Microsoft Talks up Novell Linux Deal
The deal Microsoft struck with Novell that guaranteed interoperability between Windows and SuSE Linux (and supposedly offered Novell and its customers amnesty from Microsoft's patent wrath) lit the industry on fire when the two companies first announced it in 2006.
Then, it sort of went away. Oh, sure, every now and then some open source zealot would attack the pact or some Microsoft defender would...well, defend it, but most partners and folks in the industry seemed to more or less forget about it. Until this week. Now, Microsoft is talking about it again, and we're not really sure why.
Redmond went out of its way this week to trumpet the success of the SuSE deal, saying that more than 500 customers have bought into the program since November of 2006. Wow, 500 customers. That's...actually not all that impressive.
As always, we are big fans of interoperability at RCPU, so we like that aspect of the deal. We're not such big fans of the patent saber-rattling Microsoft has done over the last few years, given that the company has always done it without getting into any sort of specifics as to exactly which patents Linux supposedly violates. (Give us specifics, Microsoft, and we'll probably be on your side. Until then...)
Pundits say that it's the interoperability, not fear of patent lawsuits, which has attracted the customers who have bothered to sign up for the Windows-SuSE pairing. We can believe that. What we can't believe is that Microsoft, a company with more than half a million partners and many millions of customers, is touting the participation of a mere 500 companies in the Novell deal over a span of more than three years.
Surely 500 customers doesn't represent success by Microsoft's standards -- or even by Novell's. So why bring this touchy issue back up now? Does Microsoft want to send a message that it's still got a patent gun to Linux's head? (That's kind of what we suspect.) Is it trying to shore up Novell -- target of a recent failed acquisition attempt -- for some reason? Or is somebody in Redmond seriously stoked that a few hundred customers have bought into the Windows-SuSE model? The world may never know...

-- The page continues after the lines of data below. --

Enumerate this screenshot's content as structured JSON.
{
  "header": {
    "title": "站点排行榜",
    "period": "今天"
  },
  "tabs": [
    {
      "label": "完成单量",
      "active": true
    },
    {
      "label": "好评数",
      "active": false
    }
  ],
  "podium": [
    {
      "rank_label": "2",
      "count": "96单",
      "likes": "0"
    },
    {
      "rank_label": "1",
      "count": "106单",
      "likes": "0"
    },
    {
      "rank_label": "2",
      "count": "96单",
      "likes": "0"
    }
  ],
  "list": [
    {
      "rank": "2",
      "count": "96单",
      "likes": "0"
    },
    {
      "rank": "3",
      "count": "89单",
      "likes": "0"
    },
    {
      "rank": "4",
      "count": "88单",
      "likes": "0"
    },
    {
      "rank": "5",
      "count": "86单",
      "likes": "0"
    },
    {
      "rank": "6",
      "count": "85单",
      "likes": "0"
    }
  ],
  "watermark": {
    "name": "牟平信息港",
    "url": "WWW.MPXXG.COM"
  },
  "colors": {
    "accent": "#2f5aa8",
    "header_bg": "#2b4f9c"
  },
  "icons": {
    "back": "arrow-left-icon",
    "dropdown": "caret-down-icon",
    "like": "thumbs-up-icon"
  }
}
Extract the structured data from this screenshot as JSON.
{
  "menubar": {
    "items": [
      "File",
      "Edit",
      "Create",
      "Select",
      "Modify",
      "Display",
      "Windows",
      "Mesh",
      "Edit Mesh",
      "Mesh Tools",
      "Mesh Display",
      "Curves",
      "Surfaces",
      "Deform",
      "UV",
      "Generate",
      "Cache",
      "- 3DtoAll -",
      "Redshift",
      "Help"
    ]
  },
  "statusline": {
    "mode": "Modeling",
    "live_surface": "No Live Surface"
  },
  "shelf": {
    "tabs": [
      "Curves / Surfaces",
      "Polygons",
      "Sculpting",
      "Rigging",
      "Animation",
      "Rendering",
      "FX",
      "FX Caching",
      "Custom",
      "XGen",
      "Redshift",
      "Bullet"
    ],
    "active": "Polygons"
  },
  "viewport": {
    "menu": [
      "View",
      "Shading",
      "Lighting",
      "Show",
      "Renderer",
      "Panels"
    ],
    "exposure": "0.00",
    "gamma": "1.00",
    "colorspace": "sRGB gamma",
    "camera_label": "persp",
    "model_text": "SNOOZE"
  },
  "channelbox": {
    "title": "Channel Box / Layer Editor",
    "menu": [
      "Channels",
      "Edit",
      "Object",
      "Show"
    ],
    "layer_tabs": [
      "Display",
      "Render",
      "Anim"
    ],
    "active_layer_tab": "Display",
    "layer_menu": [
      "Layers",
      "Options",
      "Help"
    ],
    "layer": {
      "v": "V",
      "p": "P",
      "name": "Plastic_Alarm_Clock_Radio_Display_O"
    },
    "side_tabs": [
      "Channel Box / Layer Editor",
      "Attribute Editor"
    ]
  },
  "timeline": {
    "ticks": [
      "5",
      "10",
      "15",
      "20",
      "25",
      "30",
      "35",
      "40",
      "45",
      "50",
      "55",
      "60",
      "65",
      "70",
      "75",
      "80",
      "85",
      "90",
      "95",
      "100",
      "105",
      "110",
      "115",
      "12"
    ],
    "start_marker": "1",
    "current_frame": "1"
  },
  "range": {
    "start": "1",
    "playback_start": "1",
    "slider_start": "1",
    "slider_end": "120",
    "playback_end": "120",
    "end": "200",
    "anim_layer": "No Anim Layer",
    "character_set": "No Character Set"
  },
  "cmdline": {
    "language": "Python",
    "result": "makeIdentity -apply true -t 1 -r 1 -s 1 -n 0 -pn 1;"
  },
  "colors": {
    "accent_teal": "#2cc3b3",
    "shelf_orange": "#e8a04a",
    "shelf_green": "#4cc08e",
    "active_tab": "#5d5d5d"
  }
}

When is the last time you thought about Windows and SuSE Linux? Do you care anything about the deal? Have your say at [email protected]
Posted by Lee Pender on June 23, 2010 at 11:56 AM